A new Sony Ericsson patent application suggests the company is looking at the feasibility of a smartphone or MID-style device with not only an integrated pico-projector, but the screen onto which it displays as well. The submission, titled "Mobile Communication Device with Built-In Projecting Screen", describes a mobile device with a regularly-sized screen together with a pull-out projection screen onto which the pico would create a larger picture.
Pioneer's head-up display ambitions - which the company showed off at CEATEC 2010 earlier this year - look headed to a commercial release, with Microvision announcing that it will be providing its PicoP laser projection engine for the Pioneer Network Vision system. We shouldn't have too long to wait until the results start showing up in front of our eyes, either, as Pioneer is targeting commercial introduction of an in-vehicle HUD in 2012.
Video demo after the cut
We're used to pico-projectors being small in the pocket but heavy on the wallet, but the PP003 actually manages to slip in under the all-important $100 mark. Up at $99.99 on Amazon, the downside is a mere QVGA resolution, though you do at least get an onboard media player with memory card slot, AV input and USB Host functionality.

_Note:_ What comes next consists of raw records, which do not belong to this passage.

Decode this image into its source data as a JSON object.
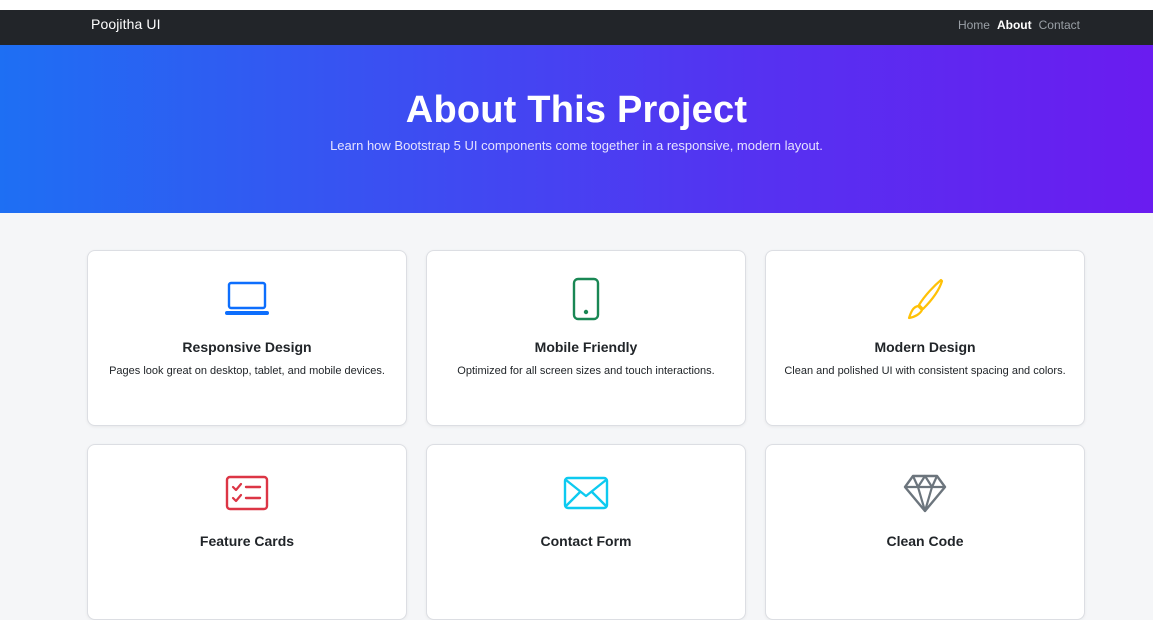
{
  "navbar": {
    "brand": "Poojitha UI",
    "links": [
      {
        "label": "Home",
        "active": false
      },
      {
        "label": "About",
        "active": true
      },
      {
        "label": "Contact",
        "active": false
      }
    ]
  },
  "hero": {
    "title": "About This Project",
    "subtitle": "Learn how Bootstrap 5 UI components come together in a responsive, modern layout."
  },
  "cards": [
    {
      "icon": "laptop-icon",
      "color": "#0d6efd",
      "title": "Responsive Design",
      "description": "Pages look great on desktop, tablet, and mobile devices."
    },
    {
      "icon": "phone-icon",
      "color": "#198754",
      "title": "Mobile Friendly",
      "description": "Optimized for all screen sizes and touch interactions."
    },
    {
      "icon": "brush-icon",
      "color": "#ffc107",
      "title": "Modern Design",
      "description": "Clean and polished UI with consistent spacing and colors."
    },
    {
      "icon": "checklist-icon",
      "color": "#dc3545",
      "title": "Feature Cards",
      "description": ""
    },
    {
      "icon": "envelope-icon",
      "color": "#0dcaf0",
      "title": "Contact Form",
      "description": ""
    },
    {
      "icon": "gem-icon",
      "color": "#6c757d",
      "title": "Clean Code",
      "description": ""
    }
  ]
}
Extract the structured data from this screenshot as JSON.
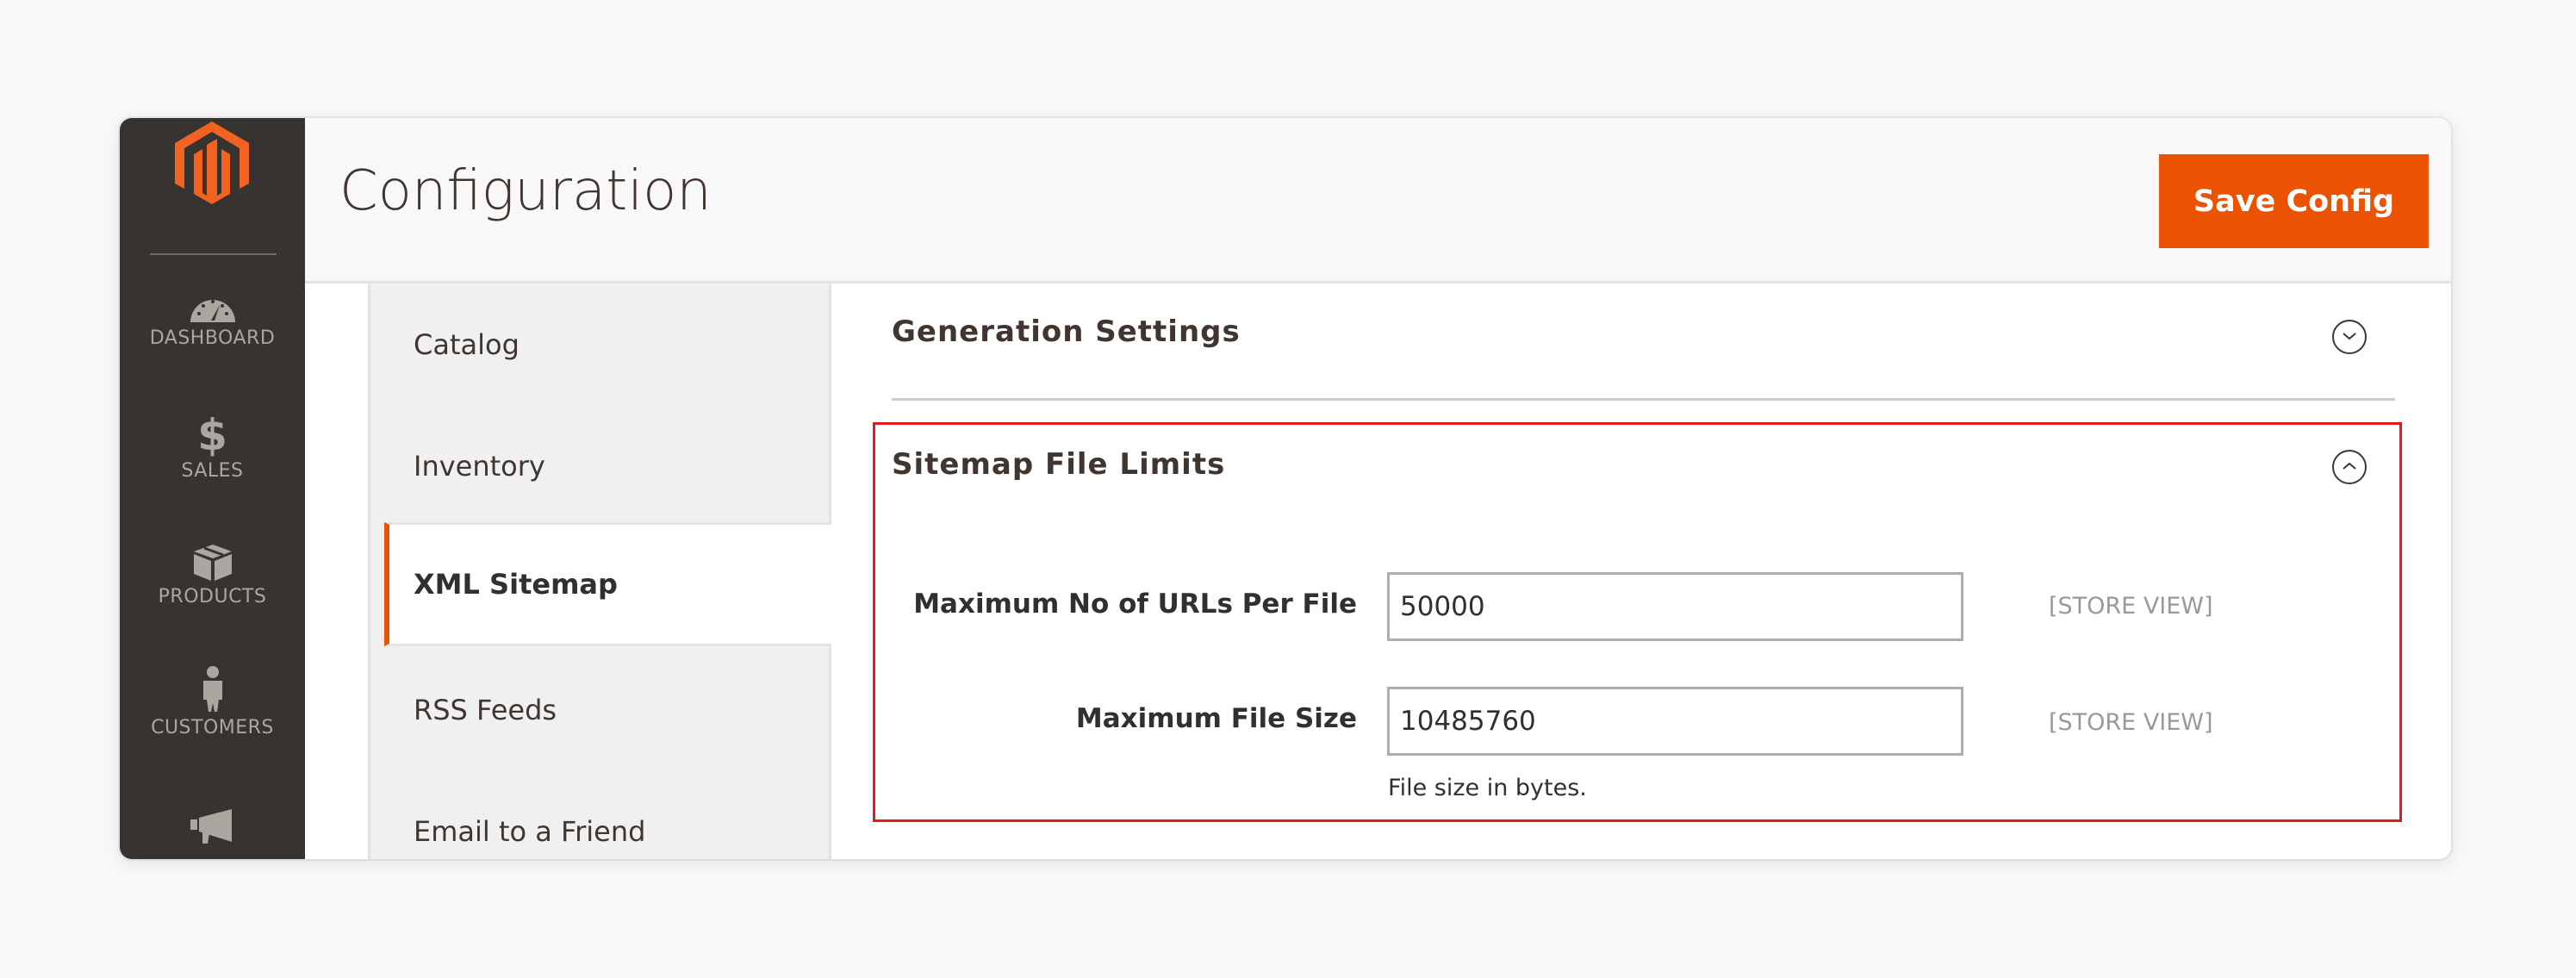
{
  "sidebar": {
    "logo": "magento-logo",
    "items": [
      {
        "label": "DASHBOARD",
        "icon": "dashboard-icon"
      },
      {
        "label": "SALES",
        "icon": "dollar-icon"
      },
      {
        "label": "PRODUCTS",
        "icon": "box-icon"
      },
      {
        "label": "CUSTOMERS",
        "icon": "person-icon"
      },
      {
        "label": "",
        "icon": "megaphone-icon"
      }
    ]
  },
  "header": {
    "title": "Configuration",
    "save_label": "Save Config"
  },
  "tabs": [
    {
      "label": "Catalog",
      "active": false
    },
    {
      "label": "Inventory",
      "active": false
    },
    {
      "label": "XML Sitemap",
      "active": true
    },
    {
      "label": "RSS Feeds",
      "active": false
    },
    {
      "label": "Email to a Friend",
      "active": false
    }
  ],
  "sections": [
    {
      "title": "Generation Settings",
      "state": "collapsed",
      "icon": "chevron-down-icon"
    },
    {
      "title": "Sitemap File Limits",
      "state": "expanded",
      "icon": "chevron-up-icon",
      "fields": [
        {
          "label": "Maximum No of URLs Per File",
          "value": "50000",
          "scope": "[STORE VIEW]"
        },
        {
          "label": "Maximum File Size",
          "value": "10485760",
          "scope": "[STORE VIEW]",
          "note": "File size in bytes."
        }
      ]
    }
  ],
  "colors": {
    "accent": "#eb5202",
    "sidebar_bg": "#373330",
    "highlight": "#e31b1b"
  }
}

Acer has played with pico-projectors before - their K10 came out all the way back in 2008 - but the Acer C20 seems to be taking things a lot more seriously. The smartphone-sized pico hooks up via USB or HDMI and promises a WVGA resolution picture of up to 66-inches with 2,000:1 contrast and 20 lumens brightness.
VIA is well known for its ultra-compact mainboards and low power CPUs, though Intel's Atom processors have generally cornered the market when it comes to nettops. The VIA ARTiGO A1100 is the company's attempt to remedy that, a palm-sized barebones PC that's smaller than a stack of DVD cases and yet, they claim, is capable of 1080p Full HD via an HDMI output. Is the ARTiGO A1100 the DIY HTPC we've been waiting for? Check out the full review after the cut.
Mozilla Labs has been working on a new concept smartphone, based on various tidbits and suggestions thrown into the virtual hat from the general public. They've come up with the Seabird, a so-called "open web" handset that uses pico-projector technology to create an expansive interface that varies according to how it's placed.
Video concept after the cut
Flip Video's other notable partnership in the new Designed for Flip accessory program is iGo, who have put together a pico-projector for the company's UltraHD and MinoHD camcorders. Unlike the Mikey for Flip, which physically snaps onto the bottom of your Flip, the iGo Portable Projector uses an adapter cable; it also has regular A/V, composite video, stereo audio, mini HDMI, VGA and microUSB inputs.
We've seen quite a few companies looking to steal Flip's crown for point-and-shoot camcorders - JVC's PICSIO models, for instance, or the HP V5020u - but Cisco aren't willing to sit back and watch that happen. A new range of Flip Video cameras has been launched, the UltraHD 8GB and 4GB, and the MinoHD 8GB and 4GB, each capable of 720p 60fps recording.
It's been a long time since we've heard from Explay about their super-small Colibri pico-projector module, but the company has piped up again with the latest unit. The new laser pico module supports WVGA 852 x 480 resolution, 14 lumens brightness and up to 70-inch projections, and will apparently begin showing up in commercial products come February 2011.